An Advocate for Aid
ATLANTA — An Atlanta woman, caring for her 19-year-old son with a severe form of autism, was unable to work, faced eviction and was close to having her utilities shut off.
Enter GSU Senior Paula Wilson. Wilson, working for Atlanta Legal Aid Society’s Mental Health and Disability Rights Project, helped the woman mediate with the utilities to keep them running.
“I always wanted to do something that made an impact on communities and individual lives,” said Wilson, who is working toward her bachelor degree in social work. “I always knew that I wanted to be part of a profession that helps people.”
All undergraduate social work students must complete a 400-hour practicum with an organization outside of the university. Wilson’s practicum is a little different – she decided to work with an organization, Atlanta Legal Aid Society, which helps low-income individuals navigate the complexities of the legal system. The project Wilson is working for helps to keep disabled individuals out of institutions like nursing homes.
“I wanted to do something that incorporated the legal system with social work,” Wilson said. “I’ve developed a passion for finding ways in which minorities and people from lower socioeconomic backgrounds can have access to the legal system. They’re often targets, and I want to help relieve pressure on those populations.”
People from impoverished backgrounds, facing extreme difficulties and a patchwork of financial and other assistance, often become discouraged, she said. Wilson’s work includes helping clients find the support they need, and to press for it.
“Many have struggled for a very long time, and get easily frustrated,” she said. “Sometimes, they don’t get their hopes up.”
Her superiors at the Atlanta Legal Aid Society are impressed with her work.
“She’s done very well considering she had a late start with us,” said Toni Pastore, a unit manager at the society’s Mental Health and Disability Rights Project. “She’s picked up on what we do. She’s already got her own case load, and working with our case management system, which we didn’t let many interns do in the past. She’s acting like a regular staff member already.”
C. Talley Wells, director of the project, said there’s a huge need to have a person with social work skills work with the society.
“We are a law office, but our clients generally have issues crossing over to social work issues, and we’re not equipped to handle those issues as well as a social worker would be,” Wells said. “Having someone with the passion and skills that [Wilson] possesses has made a huge difference in a number of clients’ lives.”
The Mental Health and Disabilities Rights Project has had other social work interns from GSU at both the bachelor’s and master’s levels, and has participated in other projects with the School of Social Work.
As for Wilson, her next step is to pursue her master’s in social work after graduation this spring. During her time at GSU at the undergraduate level, she said the university’s diversity has helped her prepare for her career.

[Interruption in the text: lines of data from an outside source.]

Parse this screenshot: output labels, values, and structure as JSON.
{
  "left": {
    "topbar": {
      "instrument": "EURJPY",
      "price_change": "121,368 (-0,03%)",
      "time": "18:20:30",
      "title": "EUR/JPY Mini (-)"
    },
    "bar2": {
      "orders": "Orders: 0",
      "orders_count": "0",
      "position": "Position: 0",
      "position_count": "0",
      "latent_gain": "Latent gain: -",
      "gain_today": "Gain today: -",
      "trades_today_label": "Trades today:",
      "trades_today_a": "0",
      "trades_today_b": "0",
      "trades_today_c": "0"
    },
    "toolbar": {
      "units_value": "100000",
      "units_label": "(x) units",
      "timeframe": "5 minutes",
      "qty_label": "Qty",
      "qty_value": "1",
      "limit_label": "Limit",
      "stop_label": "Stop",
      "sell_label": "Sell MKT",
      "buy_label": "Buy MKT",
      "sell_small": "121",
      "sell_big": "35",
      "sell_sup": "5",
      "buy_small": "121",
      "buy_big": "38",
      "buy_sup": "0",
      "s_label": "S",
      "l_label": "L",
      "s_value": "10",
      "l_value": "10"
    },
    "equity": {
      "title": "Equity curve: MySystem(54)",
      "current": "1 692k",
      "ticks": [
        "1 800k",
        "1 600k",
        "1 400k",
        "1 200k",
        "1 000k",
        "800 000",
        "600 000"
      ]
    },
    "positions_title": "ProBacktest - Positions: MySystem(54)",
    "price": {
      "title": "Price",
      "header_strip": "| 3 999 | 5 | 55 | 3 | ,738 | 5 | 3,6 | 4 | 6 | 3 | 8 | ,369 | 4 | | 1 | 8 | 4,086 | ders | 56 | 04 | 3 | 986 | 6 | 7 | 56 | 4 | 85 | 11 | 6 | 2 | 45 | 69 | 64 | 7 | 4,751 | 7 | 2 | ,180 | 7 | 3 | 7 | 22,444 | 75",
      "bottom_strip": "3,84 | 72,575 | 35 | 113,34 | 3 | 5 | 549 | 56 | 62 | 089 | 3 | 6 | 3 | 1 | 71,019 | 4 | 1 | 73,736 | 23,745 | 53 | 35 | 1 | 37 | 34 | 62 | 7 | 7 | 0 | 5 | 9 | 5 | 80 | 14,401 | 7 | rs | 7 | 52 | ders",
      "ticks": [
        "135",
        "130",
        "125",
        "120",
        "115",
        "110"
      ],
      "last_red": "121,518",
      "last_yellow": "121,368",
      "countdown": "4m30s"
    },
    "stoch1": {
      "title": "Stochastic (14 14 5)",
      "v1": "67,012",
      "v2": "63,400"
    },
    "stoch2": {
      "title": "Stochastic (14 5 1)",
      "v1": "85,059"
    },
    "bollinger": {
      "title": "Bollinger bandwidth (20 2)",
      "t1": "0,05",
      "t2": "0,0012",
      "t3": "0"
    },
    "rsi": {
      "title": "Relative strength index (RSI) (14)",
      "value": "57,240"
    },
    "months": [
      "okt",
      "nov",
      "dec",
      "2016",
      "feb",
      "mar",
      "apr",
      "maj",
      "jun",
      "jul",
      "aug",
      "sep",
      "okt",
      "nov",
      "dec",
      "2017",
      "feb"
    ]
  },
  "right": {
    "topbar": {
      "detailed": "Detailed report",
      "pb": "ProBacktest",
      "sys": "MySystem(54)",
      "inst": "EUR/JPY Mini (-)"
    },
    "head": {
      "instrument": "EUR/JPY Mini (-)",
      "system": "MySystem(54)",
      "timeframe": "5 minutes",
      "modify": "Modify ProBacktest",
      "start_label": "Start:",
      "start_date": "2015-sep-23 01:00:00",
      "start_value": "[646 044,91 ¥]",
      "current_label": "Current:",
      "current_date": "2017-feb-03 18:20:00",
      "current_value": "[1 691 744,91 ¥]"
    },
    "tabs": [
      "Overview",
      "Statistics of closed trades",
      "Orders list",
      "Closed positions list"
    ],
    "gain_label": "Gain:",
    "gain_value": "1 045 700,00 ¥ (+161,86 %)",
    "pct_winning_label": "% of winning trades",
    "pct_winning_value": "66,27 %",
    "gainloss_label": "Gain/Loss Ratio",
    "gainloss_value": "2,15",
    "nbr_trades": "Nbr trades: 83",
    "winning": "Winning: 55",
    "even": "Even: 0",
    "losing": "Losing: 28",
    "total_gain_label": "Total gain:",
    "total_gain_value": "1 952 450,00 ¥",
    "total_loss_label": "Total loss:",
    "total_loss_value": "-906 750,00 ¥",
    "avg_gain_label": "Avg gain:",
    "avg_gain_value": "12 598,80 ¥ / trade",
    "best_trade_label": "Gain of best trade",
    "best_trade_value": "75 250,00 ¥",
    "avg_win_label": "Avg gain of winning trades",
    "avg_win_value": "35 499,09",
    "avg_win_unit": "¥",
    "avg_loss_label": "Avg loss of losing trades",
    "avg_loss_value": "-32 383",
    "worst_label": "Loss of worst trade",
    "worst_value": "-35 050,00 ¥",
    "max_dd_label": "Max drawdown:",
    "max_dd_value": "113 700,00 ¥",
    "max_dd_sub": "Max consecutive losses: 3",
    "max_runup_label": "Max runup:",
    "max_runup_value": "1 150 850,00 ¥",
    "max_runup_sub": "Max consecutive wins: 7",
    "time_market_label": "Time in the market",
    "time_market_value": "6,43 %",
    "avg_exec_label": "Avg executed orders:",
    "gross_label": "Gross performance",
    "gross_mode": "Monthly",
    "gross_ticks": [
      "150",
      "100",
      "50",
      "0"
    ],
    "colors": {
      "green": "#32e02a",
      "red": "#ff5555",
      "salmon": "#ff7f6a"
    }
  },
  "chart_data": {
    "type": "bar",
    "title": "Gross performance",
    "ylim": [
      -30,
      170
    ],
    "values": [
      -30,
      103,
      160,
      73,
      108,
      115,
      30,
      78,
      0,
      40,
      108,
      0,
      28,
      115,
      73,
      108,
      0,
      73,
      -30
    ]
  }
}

“Engaging diversity and recognizing differences are big parts of social work, and they’re really important,” Wilson said.
Feb. 13, 2012